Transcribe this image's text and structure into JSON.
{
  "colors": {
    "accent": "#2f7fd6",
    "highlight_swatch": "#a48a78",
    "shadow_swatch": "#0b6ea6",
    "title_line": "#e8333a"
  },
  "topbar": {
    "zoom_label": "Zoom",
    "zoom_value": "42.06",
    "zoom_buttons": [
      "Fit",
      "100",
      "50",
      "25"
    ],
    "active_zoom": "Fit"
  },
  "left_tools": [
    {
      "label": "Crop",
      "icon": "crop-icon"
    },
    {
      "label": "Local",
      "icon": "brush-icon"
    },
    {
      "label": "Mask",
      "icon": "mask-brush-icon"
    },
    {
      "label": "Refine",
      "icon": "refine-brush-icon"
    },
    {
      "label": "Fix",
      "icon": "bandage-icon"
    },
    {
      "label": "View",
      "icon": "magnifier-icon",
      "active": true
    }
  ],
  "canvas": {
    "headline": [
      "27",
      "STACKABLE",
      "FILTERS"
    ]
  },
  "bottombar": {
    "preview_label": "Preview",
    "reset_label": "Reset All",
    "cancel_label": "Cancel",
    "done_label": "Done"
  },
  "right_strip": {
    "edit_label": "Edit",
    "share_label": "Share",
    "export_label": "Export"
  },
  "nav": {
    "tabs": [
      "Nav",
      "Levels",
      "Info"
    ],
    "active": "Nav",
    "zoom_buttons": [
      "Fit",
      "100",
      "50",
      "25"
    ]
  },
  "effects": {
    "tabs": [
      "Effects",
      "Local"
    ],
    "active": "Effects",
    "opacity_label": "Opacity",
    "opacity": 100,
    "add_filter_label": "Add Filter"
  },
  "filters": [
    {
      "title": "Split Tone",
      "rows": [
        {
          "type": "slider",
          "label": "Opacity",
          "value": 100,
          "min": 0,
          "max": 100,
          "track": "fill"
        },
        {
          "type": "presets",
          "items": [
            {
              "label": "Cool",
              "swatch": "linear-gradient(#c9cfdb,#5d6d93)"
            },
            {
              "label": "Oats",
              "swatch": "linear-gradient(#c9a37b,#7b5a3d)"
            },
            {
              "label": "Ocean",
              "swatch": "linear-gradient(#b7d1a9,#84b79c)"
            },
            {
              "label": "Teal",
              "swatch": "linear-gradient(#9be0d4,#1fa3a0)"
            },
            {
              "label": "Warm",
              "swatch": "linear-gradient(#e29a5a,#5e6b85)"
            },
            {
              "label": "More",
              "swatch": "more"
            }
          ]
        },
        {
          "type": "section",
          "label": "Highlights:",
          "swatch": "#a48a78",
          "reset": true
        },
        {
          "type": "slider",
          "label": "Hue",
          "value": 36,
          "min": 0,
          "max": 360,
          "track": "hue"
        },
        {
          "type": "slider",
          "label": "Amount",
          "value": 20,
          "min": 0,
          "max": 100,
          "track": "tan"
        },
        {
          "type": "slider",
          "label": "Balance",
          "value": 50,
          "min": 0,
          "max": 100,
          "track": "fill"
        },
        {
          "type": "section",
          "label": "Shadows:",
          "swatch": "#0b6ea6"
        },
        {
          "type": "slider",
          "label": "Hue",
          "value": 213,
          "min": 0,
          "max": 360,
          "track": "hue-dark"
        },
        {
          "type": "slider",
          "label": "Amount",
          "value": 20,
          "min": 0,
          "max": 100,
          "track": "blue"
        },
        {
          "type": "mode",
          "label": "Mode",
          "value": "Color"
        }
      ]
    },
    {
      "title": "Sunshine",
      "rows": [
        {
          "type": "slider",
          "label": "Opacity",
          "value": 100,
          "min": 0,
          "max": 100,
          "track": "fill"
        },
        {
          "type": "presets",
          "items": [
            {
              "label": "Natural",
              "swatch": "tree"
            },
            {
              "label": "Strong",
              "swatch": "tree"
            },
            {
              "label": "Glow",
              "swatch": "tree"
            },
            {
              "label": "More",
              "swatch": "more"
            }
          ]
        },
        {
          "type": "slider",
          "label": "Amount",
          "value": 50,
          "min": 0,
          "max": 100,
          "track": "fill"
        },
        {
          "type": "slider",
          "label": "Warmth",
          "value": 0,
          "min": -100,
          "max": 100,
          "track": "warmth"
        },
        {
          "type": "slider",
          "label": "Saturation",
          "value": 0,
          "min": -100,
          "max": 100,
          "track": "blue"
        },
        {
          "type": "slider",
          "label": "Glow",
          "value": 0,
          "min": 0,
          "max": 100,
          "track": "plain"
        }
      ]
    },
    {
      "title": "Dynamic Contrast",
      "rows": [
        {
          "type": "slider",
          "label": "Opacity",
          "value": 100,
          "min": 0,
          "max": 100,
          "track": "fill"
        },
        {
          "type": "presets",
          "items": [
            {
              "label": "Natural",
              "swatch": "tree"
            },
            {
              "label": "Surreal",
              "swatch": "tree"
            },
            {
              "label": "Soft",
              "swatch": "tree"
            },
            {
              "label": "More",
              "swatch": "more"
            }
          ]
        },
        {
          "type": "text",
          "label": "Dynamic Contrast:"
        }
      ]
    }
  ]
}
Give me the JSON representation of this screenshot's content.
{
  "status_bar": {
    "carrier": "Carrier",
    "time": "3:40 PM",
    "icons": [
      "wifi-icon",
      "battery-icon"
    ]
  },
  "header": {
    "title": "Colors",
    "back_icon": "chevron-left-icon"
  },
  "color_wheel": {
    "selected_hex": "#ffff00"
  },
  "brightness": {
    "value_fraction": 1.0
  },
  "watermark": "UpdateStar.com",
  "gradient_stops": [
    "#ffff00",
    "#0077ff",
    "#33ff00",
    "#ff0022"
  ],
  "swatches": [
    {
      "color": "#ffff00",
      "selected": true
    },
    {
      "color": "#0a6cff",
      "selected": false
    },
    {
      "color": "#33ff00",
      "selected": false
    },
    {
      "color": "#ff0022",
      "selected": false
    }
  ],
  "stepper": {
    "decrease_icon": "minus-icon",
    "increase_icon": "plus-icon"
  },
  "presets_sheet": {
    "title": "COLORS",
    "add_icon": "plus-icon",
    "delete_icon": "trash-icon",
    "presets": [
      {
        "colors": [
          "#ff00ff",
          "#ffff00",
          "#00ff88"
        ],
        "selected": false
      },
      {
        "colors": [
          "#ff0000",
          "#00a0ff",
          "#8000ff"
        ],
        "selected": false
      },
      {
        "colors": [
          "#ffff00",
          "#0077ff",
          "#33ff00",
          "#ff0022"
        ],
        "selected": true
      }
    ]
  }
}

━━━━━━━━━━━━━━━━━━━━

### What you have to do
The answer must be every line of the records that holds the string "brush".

### Completed task
      "icon": "brush-icon"
      "icon": "mask-brush-icon"
      "icon": "refine-brush-icon"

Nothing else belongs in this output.